WHAT IS REQUIRED: Apart from the images, the records below need to be copied exactly.

[Data entries]
<<<<

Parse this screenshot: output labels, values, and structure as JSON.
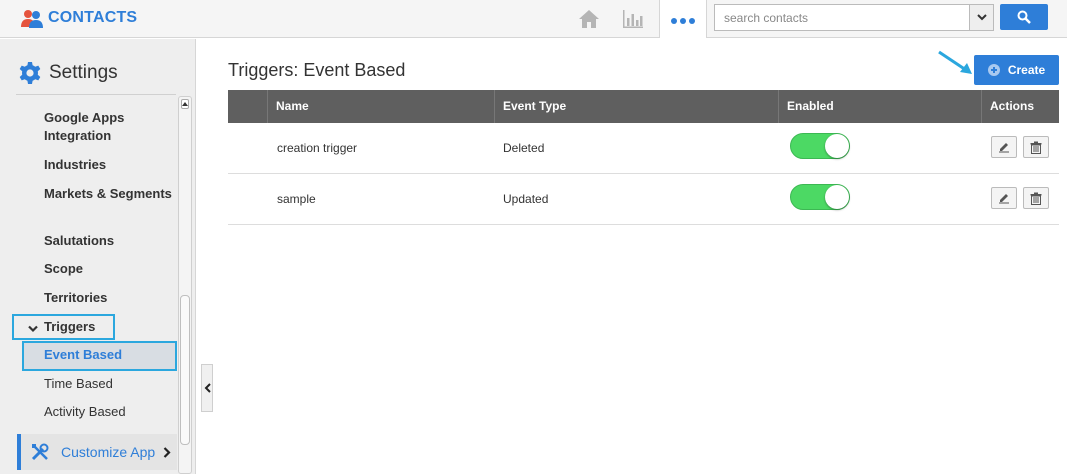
{
  "app": {
    "title": "CONTACTS",
    "search_placeholder": "search contacts"
  },
  "sidebar": {
    "title": "Settings",
    "items": [
      {
        "label": "Google Apps Integration"
      },
      {
        "label": "Industries"
      },
      {
        "label": "Markets & Segments"
      },
      {
        "label": "Salutations"
      },
      {
        "label": "Scope"
      },
      {
        "label": "Territories"
      },
      {
        "label": "Triggers"
      }
    ],
    "subitems": [
      {
        "label": "Event Based"
      },
      {
        "label": "Time Based"
      },
      {
        "label": "Activity Based"
      }
    ],
    "customize_label": "Customize App"
  },
  "main": {
    "title": "Triggers: Event Based",
    "create_label": "Create",
    "columns": [
      "Name",
      "Event Type",
      "Enabled",
      "Actions"
    ],
    "rows": [
      {
        "name": "creation trigger",
        "event_type": "Deleted",
        "enabled": true
      },
      {
        "name": "sample",
        "event_type": "Updated",
        "enabled": true
      }
    ]
  },
  "colors": {
    "accent": "#2e7ed8",
    "highlight": "#2ba7de",
    "toggle_on": "#4cd964",
    "header_bg": "#5f5f5f"
  }
}
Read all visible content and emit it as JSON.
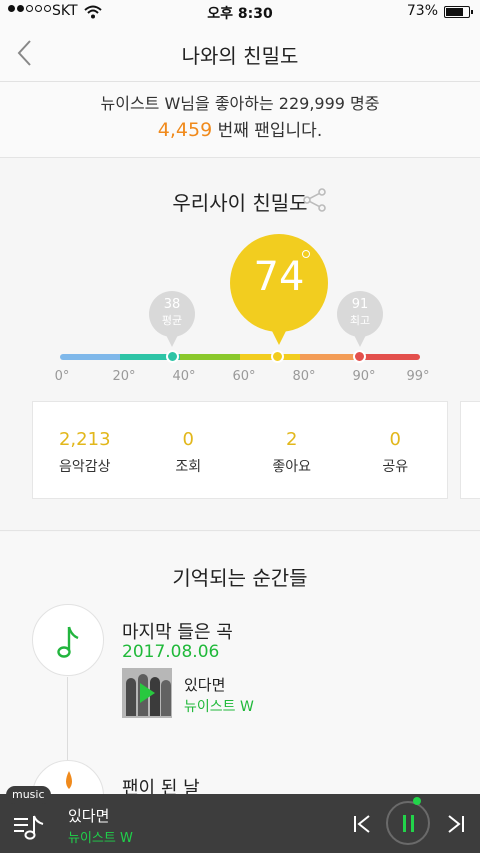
{
  "status": {
    "carrier": "SKT",
    "time": "오후 8:30",
    "battery": "73%"
  },
  "nav": {
    "title": "나와의 친밀도"
  },
  "fan": {
    "line1": "뉴이스트 W님을 좋아하는 229,999 명중",
    "rank": "4,459",
    "rank_suffix": " 번째 팬입니다."
  },
  "intimacy": {
    "title": "우리사이 친밀도",
    "score": "74",
    "average": {
      "value": "38",
      "label": "평균"
    },
    "max": {
      "value": "91",
      "label": "최고"
    },
    "ticks": [
      "0°",
      "20°",
      "40°",
      "60°",
      "80°",
      "90°",
      "99°"
    ],
    "gauge_colors": [
      "#7fb8ea",
      "#2ec4a6",
      "#8ac82c",
      "#f2cd1f",
      "#f39c56",
      "#e3504c"
    ],
    "stats": [
      {
        "value": "2,213",
        "label": "음악감상"
      },
      {
        "value": "0",
        "label": "조회"
      },
      {
        "value": "2",
        "label": "좋아요"
      },
      {
        "value": "0",
        "label": "공유"
      }
    ]
  },
  "memories": {
    "title": "기억되는 순간들",
    "last_song": {
      "title": "마지막 들은 곡",
      "date": "2017.08.06",
      "song": "있다면",
      "artist": "뉴이스트 W"
    },
    "fan_day": {
      "title": "팬이 된 날"
    }
  },
  "player": {
    "badge": "music",
    "song": "있다면",
    "artist": "뉴이스트 W"
  }
}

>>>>

TASK RESPONSE:
Parse this screenshot: output labels, values, and structure as JSON.
{
  "app": {
    "title": "CONTACTS",
    "search_placeholder": "search contacts"
  },
  "sidebar": {
    "title": "Settings",
    "items": [
      {
        "label": "Google Apps Integration"
      },
      {
        "label": "Industries"
      },
      {
        "label": "Markets & Segments"
      },
      {
        "label": "Salutations"
      },
      {
        "label": "Scope"
      },
      {
        "label": "Territories"
      },
      {
        "label": "Triggers"
      }
    ],
    "subitems": [
      {
        "label": "Event Based"
      },
      {
        "label": "Time Based"
      },
      {
        "label": "Activity Based"
      }
    ],
    "customize_label": "Customize App"
  },
  "main": {
    "title": "Triggers: Event Based",
    "create_label": "Create",
    "columns": [
      "Name",
      "Event Type",
      "Enabled",
      "Actions"
    ],
    "rows": [
      {
        "name": "creation trigger",
        "event_type": "Deleted",
        "enabled": true
      },
      {
        "name": "sample",
        "event_type": "Updated",
        "enabled": true
      }
    ]
  },
  "colors": {
    "accent": "#2e7ed8",
    "highlight": "#2ba7de",
    "toggle_on": "#4cd964",
    "header_bg": "#5f5f5f"
  }
}
Read all visible content and emit it as JSON.
{
  "status": {
    "carrier": "SKT",
    "time": "오후 8:30",
    "battery": "73%"
  },
  "nav": {
    "title": "나와의 친밀도"
  },
  "fan": {
    "line1": "뉴이스트 W님을 좋아하는 229,999 명중",
    "rank": "4,459",
    "rank_suffix": " 번째 팬입니다."
  },
  "intimacy": {
    "title": "우리사이 친밀도",
    "score": "74",
    "average": {
      "value": "38",
      "label": "평균"
    },
    "max": {
      "value": "91",
      "label": "최고"
    },
    "ticks": [
      "0°",
      "20°",
      "40°",
      "60°",
      "80°",
      "90°",
      "99°"
    ],
    "gauge_colors": [
      "#7fb8ea",
      "#2ec4a6",
      "#8ac82c",
      "#f2cd1f",
      "#f39c56",
      "#e3504c"
    ],
    "stats": [
      {
        "value": "2,213",
        "label": "음악감상"
      },
      {
        "value": "0",
        "label": "조회"
      },
      {
        "value": "2",
        "label": "좋아요"
      },
      {
        "value": "0",
        "label": "공유"
      }
    ]
  },
  "memories": {
    "title": "기억되는 순간들",
    "last_song": {
      "title": "마지막 들은 곡",
      "date": "2017.08.06",
      "song": "있다면",
      "artist": "뉴이스트 W"
    },
    "fan_day": {
      "title": "팬이 된 날"
    }
  },
  "player": {
    "badge": "music",
    "song": "있다면",
    "artist": "뉴이스트 W"
  }
}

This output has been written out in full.